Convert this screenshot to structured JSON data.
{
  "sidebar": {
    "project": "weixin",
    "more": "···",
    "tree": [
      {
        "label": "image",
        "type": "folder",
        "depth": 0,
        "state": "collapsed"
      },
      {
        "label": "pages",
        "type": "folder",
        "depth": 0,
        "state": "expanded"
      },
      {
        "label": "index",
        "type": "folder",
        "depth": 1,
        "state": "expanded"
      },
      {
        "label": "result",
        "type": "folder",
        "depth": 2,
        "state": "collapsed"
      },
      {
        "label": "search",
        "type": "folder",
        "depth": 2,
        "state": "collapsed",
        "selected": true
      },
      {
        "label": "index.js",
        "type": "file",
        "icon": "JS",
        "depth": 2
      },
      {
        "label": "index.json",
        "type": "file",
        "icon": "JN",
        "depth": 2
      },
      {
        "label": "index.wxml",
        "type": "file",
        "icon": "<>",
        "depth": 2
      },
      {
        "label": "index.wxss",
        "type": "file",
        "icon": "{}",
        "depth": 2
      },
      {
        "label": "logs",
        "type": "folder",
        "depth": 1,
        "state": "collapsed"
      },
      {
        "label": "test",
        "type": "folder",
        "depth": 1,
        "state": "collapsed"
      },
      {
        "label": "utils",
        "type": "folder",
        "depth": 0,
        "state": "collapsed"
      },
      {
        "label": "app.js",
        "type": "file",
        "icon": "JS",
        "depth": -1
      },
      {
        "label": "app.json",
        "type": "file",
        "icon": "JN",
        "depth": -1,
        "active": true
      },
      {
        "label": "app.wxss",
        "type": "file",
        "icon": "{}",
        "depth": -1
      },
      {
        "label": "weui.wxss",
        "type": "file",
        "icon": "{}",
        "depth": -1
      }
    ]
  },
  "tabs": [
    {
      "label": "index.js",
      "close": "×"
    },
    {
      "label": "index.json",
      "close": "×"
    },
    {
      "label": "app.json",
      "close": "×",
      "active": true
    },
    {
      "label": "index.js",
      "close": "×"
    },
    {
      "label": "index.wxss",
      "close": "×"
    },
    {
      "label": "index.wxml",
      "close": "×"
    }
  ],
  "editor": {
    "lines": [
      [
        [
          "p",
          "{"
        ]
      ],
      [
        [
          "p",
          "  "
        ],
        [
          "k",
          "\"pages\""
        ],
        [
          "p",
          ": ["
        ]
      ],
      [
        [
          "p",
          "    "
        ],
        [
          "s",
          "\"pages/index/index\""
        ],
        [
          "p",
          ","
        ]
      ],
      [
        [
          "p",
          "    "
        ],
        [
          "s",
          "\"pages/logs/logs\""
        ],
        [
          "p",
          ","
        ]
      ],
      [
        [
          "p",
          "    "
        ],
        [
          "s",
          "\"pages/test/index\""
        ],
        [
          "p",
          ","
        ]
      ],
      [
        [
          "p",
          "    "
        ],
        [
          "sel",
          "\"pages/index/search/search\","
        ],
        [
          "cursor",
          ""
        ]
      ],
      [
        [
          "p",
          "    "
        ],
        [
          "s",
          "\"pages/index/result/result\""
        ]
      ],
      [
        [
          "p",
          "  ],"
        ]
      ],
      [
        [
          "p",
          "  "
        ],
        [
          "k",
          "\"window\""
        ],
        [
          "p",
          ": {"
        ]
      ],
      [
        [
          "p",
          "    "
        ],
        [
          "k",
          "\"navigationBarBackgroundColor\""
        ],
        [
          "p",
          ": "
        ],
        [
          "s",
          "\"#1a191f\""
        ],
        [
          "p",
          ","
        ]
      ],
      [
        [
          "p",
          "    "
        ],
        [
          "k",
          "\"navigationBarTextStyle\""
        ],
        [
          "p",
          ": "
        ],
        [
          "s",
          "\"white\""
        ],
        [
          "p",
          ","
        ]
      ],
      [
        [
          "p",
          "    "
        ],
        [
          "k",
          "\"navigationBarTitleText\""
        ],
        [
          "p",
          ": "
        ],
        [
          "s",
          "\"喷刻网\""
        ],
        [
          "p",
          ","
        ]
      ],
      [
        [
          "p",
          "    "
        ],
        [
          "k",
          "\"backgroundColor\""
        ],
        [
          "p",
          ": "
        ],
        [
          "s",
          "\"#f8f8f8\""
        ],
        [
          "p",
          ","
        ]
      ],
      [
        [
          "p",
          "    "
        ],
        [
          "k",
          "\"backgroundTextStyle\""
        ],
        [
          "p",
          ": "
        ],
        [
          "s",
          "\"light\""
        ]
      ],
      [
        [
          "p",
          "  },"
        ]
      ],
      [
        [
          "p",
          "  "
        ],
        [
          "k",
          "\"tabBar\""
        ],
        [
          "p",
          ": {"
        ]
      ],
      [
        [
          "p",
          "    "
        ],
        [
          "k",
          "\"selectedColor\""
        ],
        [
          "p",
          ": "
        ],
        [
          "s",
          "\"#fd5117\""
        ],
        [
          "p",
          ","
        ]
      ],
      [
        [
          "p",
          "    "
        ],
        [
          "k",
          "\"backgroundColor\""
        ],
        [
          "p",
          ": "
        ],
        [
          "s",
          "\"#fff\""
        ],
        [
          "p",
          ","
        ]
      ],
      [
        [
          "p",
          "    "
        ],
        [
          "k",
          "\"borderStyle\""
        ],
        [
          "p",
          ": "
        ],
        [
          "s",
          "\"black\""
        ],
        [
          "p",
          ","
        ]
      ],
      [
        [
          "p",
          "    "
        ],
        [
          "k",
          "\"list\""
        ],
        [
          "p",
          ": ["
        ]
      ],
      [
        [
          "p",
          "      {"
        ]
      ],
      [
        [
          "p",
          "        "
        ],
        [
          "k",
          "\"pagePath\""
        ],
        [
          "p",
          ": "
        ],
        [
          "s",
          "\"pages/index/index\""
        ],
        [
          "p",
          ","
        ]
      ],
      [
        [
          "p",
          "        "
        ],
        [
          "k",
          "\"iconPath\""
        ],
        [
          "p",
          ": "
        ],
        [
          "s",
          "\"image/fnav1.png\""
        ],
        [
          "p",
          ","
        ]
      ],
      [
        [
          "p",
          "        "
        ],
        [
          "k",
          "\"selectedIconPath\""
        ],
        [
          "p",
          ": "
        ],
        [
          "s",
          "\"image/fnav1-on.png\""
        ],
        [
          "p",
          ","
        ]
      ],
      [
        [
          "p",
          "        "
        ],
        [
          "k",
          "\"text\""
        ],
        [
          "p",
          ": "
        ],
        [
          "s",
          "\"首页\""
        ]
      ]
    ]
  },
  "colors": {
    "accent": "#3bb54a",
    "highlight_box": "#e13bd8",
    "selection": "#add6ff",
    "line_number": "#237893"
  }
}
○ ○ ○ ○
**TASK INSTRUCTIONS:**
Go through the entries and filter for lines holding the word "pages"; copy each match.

**WRITTEN REPLY:**
        "label": "pages",
          "\"pages\""
          "\"pages/index/index\""
          "\"pages/logs/logs\""
          "\"pages/test/index\""
          "\"pages/index/search/search\","
          "\"pages/index/result/result\""
          "\"pages/index/index\""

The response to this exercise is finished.